- Krivo, L. J., Peterson, R. D., & Kuhl, D. C. (2009). Segregation, Racial Structure, and Neighborhood Violent Crime. American Journal of Sociology, 114(6), 1765-1802.
- Feldmeyer, B. (2010). The Effects Of Racial/ethnic Segregation On Latino And Black Homicide. Sociological Quarterly, 51(4), 600-623. doi:10.1111/j.1533-8525.2010.01185.x
- CDC Health Disparities and Inequalities Report. (2013, November). Morbidity and Mortality Weekly Report, 62, 1-187. Retrieved from http://www.cdc.gov/mmwr/pdf/other/su6203.pdf
- Russell, E. F., Kramer, M. R., Cooper, H. L., Gabram-Mendola, S., Senior-Crosby, D., & Arriola, K. R. (2012). Metropolitan area racial residential segregation, neighborhood racial composition, and breast cancer mortality. Cancer Causes & Control Cancer Causes Control, 23(9), 1519-1527.
- Walton, E. (2009). Residential Segregation and Birth Weight among Racial and Ethnic Minorities in the United States. Journal of Health and Social Behavior, 50(4), 427-442. doi:10.1177/002214650905000404

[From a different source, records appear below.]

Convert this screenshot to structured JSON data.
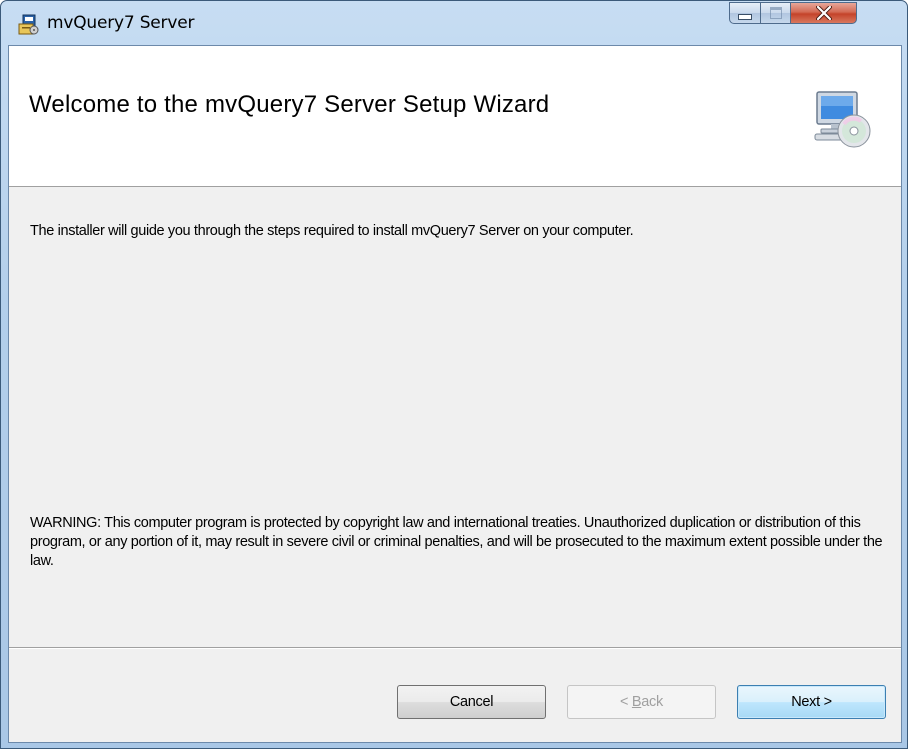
{
  "window": {
    "title": "mvQuery7 Server",
    "app_icon": "installer-icon"
  },
  "caption_buttons": {
    "minimize_icon": "minimize-icon",
    "maximize_icon": "maximize-icon",
    "close_icon": "close-icon",
    "close_label": "X"
  },
  "banner": {
    "title": "Welcome to the mvQuery7 Server Setup Wizard",
    "icon": "computer-cd-icon"
  },
  "body": {
    "intro": "The installer will guide you through the steps required to install mvQuery7 Server on your computer.",
    "warning": "WARNING: This computer program is protected by copyright law and international treaties. Unauthorized duplication or distribution of this program, or any portion of it, may result in severe civil or criminal penalties, and will be prosecuted to the maximum extent possible under the law."
  },
  "buttons": {
    "cancel": "Cancel",
    "back_prefix": "< ",
    "back_accel": "B",
    "back_rest": "ack",
    "next": "Next >"
  },
  "colors": {
    "titlebar": "#b3cfeb",
    "close_button": "#c4432a",
    "client_bg": "#f0f0f0",
    "default_button_border": "#3c7fb1"
  }
}
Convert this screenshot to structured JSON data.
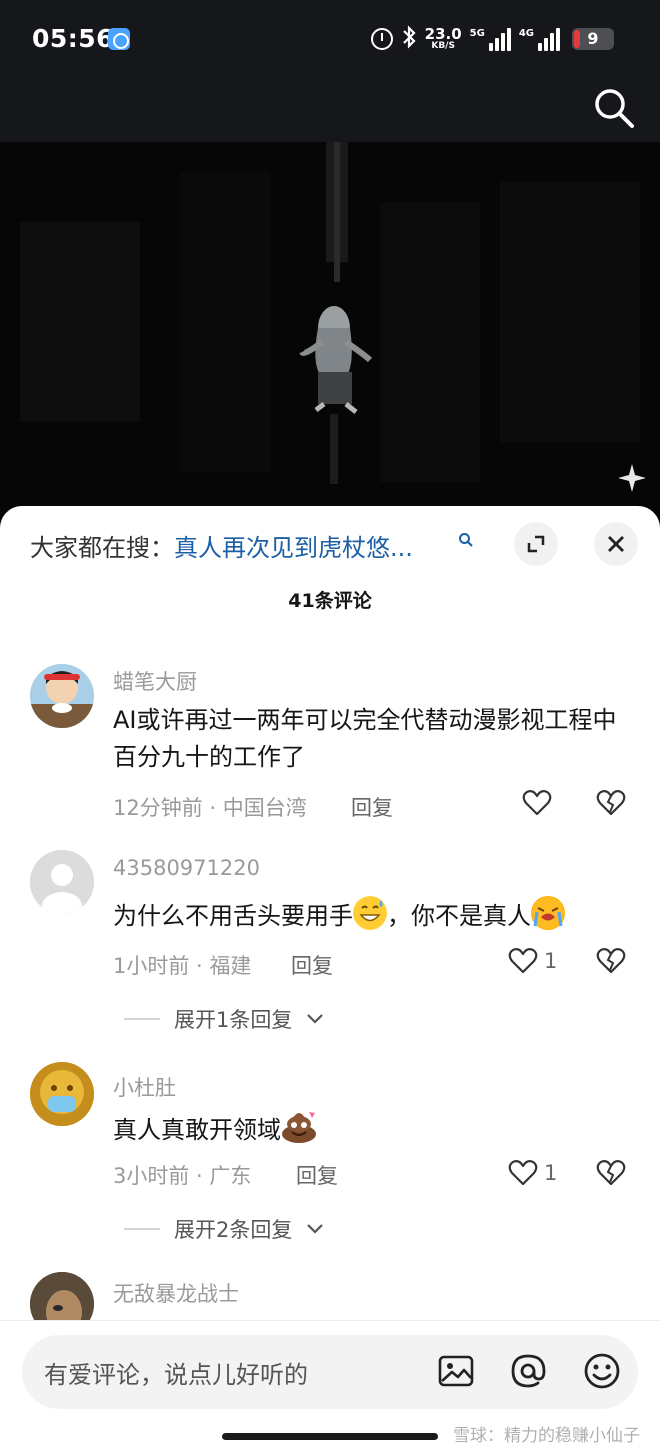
{
  "status_bar": {
    "time": "05:56",
    "net_speed": "23.0",
    "net_speed_unit": "KB/S",
    "net1_label": "5G",
    "net2_label": "4G",
    "battery_level": "9",
    "battery_color": "#e23b3b"
  },
  "icons": {
    "search": "search-icon",
    "alarm": "alarm-icon",
    "bluetooth": "bluetooth-icon",
    "expand": "expand-icon",
    "close": "close-icon",
    "like": "heart-icon",
    "dislike": "broken-heart-icon",
    "image": "image-icon",
    "mention": "at-icon",
    "emoji": "emoji-icon"
  },
  "sheet": {
    "hot_search_prefix": "大家都在搜：",
    "hot_search_query": "真人再次见到虎杖悠...",
    "comment_count_label": "41条评论"
  },
  "comments": [
    {
      "username": "蜡笔大厨",
      "text": "AI或许再过一两年可以完全代替动漫影视工程中百分九十的工作了",
      "time": "12分钟前",
      "location": "中国台湾",
      "reply_label": "回复",
      "likes": ""
    },
    {
      "username": "43580971220",
      "text_before_emoji": "为什么不用舌头要用手",
      "text_after_emoji": "，你不是真人",
      "time": "1小时前",
      "location": "福建",
      "reply_label": "回复",
      "likes": "1",
      "expand_label": "展开1条回复"
    },
    {
      "username": "小杜肚",
      "text": "真人真敢开领域",
      "time": "3小时前",
      "location": "广东",
      "reply_label": "回复",
      "likes": "1",
      "expand_label": "展开2条回复"
    },
    {
      "username": "无敌暴龙战士"
    }
  ],
  "input": {
    "placeholder": "有爱评论，说点儿好听的"
  },
  "watermark": "雪球：精力的稳赚小仙子",
  "colors": {
    "accent_link": "#1b5fa6",
    "dark_bar": "#16171b"
  }
}
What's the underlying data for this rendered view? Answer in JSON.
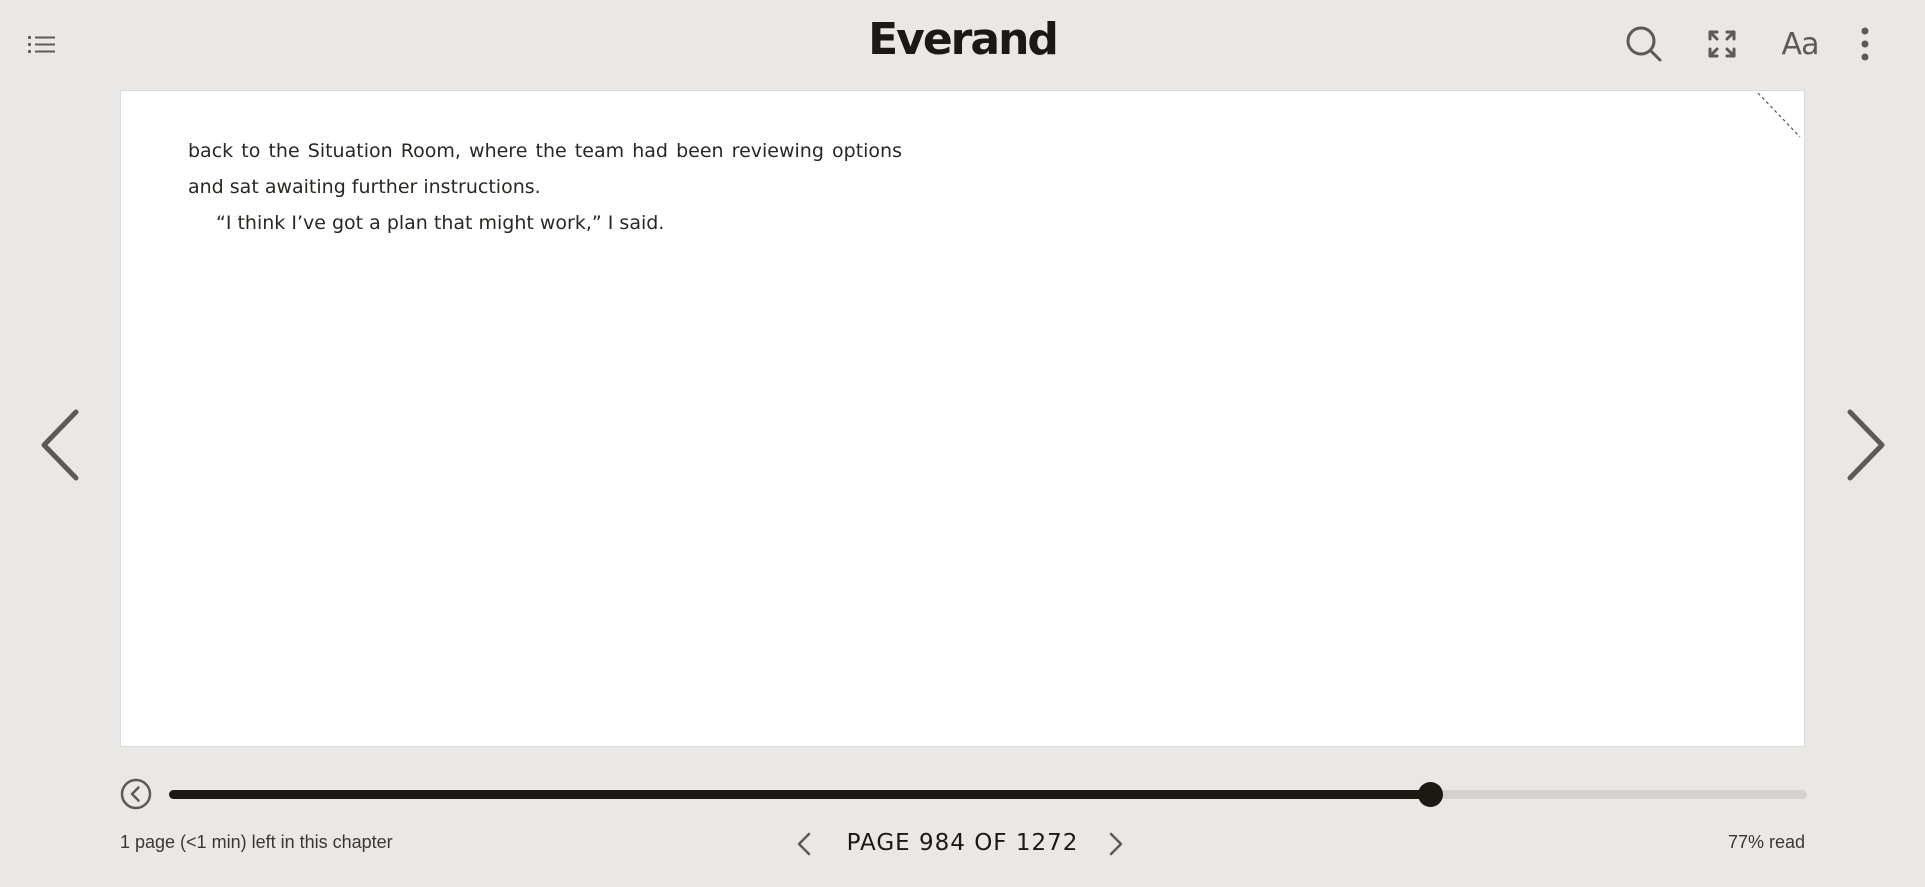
{
  "app": {
    "logo": "Everand"
  },
  "toolbar": {
    "toc_icon": "list-icon",
    "search_icon": "search-icon",
    "fullscreen_icon": "expand-icon",
    "font_settings_label": "Aa",
    "more_icon": "more-vertical-icon"
  },
  "reader": {
    "paragraphs": [
      "back to the Situation Room, where the team had been reviewing options and sat awaiting further instructions.",
      "“I think I’ve got a plan that might work,” I said."
    ]
  },
  "progress": {
    "fraction": 0.77,
    "back_icon": "chevron-left-circle-icon"
  },
  "footer": {
    "chapter_remaining": "1 page (<1 min) left in this chapter",
    "page_label": "PAGE 984 OF 1272",
    "percent_read": "77% read"
  },
  "colors": {
    "background": "#e9e8e6",
    "ink": "#1c1915",
    "page": "#ffffff",
    "track": "#d3d2cf"
  }
}
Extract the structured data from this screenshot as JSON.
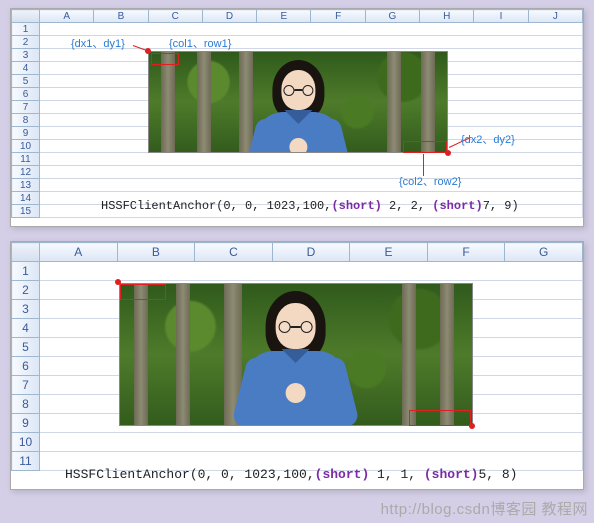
{
  "panel1": {
    "cols": [
      "A",
      "B",
      "C",
      "D",
      "E",
      "F",
      "G",
      "H",
      "I",
      "J"
    ],
    "rows": [
      "1",
      "2",
      "3",
      "4",
      "5",
      "6",
      "7",
      "8",
      "9",
      "10",
      "11",
      "12",
      "13",
      "14",
      "15"
    ],
    "annot": {
      "dx1dy1": "{dx1、dy1}",
      "col1row1": "{col1、row1}",
      "dx2dy2": "{dx2、dy2}",
      "col2row2": "{col2、row2}"
    },
    "code": {
      "fn": "HSSFClientAnchor(0, 0, 1023,100,",
      "kw": "(short)",
      "mid": " 2, 2, ",
      "end": "7, 9)"
    }
  },
  "panel2": {
    "cols": [
      "A",
      "B",
      "C",
      "D",
      "E",
      "F",
      "G"
    ],
    "rows": [
      "1",
      "2",
      "3",
      "4",
      "5",
      "6",
      "7",
      "8",
      "9",
      "10",
      "11"
    ],
    "code": {
      "fn": "HSSFClientAnchor(0, 0, 1023,100,",
      "kw": "(short)",
      "mid": " 1, 1, ",
      "end": "5, 8)"
    }
  },
  "watermark": "http://blog.csdn博客园 教程网"
}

- Mcfarland, M., & Smith, C. A. (2010). Segregation, Race, and Infant Well-Being. Population Research and Policy Review, 30(3), 467-493. doi:10.1007/s11113-010-9197-7
- Place Matters for Health in Cook County: Ensuring Opportunities for Good Health for All (pp. 1-34, Rep.). (2012). Joint Center for Political and Economic Studies.
- Patient Protection and Affordable Care Act, 42 U.S.C. § 18001 (2010).
- Ludke, R. L., OBermiller, P. J., Jacobson, J., Jr., Shaw, T., & Williams, V. E. (2006). Sometimes It’s Hard to Figure: The Functional Health Literacy of Appalachians in a Metropolitan Area. Journal of Appalachian Studies, 12(1), 7-25.